** THE DATA follows **
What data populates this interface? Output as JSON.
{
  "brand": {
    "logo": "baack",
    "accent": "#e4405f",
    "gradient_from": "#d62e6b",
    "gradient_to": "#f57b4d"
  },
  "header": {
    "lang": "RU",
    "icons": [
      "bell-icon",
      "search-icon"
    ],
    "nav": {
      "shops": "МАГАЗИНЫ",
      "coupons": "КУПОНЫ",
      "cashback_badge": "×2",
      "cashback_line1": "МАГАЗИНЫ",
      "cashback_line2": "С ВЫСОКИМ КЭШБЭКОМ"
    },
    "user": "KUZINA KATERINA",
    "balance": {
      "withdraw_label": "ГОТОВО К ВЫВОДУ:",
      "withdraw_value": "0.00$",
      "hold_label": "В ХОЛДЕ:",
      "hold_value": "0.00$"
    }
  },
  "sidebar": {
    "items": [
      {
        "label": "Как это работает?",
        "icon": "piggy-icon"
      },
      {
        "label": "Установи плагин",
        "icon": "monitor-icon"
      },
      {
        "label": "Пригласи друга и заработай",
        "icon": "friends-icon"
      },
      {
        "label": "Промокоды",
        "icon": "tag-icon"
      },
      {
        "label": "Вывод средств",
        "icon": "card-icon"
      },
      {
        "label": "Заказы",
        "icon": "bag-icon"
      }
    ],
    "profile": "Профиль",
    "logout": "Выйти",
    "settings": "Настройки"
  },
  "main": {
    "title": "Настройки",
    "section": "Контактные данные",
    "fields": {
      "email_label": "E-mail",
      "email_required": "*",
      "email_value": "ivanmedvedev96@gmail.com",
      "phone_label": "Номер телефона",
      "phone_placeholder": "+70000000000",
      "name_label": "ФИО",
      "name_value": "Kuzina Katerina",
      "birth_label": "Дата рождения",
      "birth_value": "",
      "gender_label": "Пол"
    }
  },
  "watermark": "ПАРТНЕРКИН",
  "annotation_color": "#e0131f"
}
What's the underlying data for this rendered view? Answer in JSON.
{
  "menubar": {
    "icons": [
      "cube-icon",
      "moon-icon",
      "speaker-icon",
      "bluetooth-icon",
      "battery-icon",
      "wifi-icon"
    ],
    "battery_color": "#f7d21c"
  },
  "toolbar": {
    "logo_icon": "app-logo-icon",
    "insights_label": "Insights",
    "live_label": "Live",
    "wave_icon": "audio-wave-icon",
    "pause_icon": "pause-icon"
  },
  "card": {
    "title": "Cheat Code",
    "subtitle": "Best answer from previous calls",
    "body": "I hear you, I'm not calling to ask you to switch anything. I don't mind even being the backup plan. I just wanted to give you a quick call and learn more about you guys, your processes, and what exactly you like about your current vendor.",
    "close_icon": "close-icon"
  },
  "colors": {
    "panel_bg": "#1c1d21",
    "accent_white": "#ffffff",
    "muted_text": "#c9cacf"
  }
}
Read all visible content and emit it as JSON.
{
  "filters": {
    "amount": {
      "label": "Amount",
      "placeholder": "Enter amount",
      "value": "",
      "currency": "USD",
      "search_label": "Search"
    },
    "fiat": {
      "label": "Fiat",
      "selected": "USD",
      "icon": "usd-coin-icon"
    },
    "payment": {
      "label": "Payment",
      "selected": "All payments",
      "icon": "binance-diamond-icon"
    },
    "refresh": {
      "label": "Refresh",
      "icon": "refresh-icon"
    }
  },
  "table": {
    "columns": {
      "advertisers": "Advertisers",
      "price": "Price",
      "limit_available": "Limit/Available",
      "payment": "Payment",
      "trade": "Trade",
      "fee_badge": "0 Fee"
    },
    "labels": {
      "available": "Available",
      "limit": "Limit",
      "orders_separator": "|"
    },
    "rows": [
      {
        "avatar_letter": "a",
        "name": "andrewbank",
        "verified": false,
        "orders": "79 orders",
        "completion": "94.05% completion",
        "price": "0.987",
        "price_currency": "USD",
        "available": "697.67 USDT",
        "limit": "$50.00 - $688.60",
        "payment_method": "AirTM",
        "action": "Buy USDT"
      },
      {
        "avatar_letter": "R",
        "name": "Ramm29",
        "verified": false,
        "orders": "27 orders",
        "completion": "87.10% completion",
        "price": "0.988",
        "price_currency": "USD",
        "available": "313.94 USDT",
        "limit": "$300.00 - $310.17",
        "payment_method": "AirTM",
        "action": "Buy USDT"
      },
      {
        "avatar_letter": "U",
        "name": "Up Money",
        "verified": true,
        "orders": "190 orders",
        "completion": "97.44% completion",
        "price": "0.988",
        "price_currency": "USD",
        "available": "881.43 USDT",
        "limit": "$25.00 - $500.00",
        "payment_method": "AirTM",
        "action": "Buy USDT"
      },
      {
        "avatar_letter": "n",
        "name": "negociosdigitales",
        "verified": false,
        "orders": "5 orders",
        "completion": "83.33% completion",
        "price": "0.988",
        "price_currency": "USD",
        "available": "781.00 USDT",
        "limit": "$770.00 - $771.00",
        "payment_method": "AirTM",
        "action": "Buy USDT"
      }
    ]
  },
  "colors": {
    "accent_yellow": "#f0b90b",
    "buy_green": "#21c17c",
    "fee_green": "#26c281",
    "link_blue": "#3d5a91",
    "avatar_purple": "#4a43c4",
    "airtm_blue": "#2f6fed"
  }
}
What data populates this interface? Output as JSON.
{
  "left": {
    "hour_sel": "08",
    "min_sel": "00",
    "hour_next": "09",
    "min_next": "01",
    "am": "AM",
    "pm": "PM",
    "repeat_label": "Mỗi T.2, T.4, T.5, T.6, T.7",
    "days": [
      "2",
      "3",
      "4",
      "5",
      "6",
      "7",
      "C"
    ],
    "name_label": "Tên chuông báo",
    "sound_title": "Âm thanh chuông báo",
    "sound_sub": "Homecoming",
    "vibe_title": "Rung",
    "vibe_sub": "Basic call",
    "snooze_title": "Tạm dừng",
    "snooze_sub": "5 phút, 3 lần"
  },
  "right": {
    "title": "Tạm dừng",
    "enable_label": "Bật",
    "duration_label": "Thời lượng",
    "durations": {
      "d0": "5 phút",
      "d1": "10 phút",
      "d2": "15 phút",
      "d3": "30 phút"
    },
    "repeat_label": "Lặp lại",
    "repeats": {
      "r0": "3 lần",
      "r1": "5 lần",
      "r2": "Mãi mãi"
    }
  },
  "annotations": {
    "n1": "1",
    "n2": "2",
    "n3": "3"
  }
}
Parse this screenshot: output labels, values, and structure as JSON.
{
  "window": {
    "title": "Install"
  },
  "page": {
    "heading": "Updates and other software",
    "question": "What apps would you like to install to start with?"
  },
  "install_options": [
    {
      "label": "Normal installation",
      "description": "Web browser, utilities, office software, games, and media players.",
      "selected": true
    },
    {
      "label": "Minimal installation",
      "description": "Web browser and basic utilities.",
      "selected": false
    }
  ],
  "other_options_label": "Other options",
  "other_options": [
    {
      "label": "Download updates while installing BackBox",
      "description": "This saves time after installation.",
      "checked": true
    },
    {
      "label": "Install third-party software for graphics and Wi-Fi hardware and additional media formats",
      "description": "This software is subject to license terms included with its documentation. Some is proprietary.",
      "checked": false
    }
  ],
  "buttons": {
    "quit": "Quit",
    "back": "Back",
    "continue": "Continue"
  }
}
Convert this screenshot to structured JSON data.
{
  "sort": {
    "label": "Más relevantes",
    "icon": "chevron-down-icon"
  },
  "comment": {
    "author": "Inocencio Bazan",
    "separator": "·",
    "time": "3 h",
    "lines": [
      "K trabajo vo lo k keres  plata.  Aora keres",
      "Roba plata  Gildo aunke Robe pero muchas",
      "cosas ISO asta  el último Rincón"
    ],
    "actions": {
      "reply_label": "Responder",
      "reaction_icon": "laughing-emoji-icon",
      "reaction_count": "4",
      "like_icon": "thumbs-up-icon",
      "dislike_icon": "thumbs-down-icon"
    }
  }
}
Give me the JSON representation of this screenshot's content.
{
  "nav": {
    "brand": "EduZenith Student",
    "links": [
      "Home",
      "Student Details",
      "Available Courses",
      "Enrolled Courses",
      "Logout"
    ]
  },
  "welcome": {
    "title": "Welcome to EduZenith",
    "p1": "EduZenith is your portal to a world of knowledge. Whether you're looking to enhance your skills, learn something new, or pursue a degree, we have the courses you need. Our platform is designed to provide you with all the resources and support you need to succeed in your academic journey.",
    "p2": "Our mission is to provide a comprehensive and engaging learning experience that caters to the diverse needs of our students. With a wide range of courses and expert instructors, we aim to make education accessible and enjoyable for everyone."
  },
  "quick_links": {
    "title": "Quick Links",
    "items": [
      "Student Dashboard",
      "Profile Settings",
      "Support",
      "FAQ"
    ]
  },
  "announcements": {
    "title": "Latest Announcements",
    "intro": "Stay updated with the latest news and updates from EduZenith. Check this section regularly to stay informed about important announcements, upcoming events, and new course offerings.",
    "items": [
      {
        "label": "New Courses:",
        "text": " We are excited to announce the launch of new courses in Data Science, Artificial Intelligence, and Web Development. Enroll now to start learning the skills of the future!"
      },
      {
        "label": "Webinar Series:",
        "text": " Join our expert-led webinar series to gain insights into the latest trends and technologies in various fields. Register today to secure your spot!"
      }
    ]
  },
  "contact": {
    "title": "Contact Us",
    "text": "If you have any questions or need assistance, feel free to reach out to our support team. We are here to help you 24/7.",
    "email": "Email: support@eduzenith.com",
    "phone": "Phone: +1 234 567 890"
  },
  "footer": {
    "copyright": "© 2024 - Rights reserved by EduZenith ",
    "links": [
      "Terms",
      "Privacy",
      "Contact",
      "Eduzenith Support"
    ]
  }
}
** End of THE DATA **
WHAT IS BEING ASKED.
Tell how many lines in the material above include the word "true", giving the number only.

RESPONSE.
3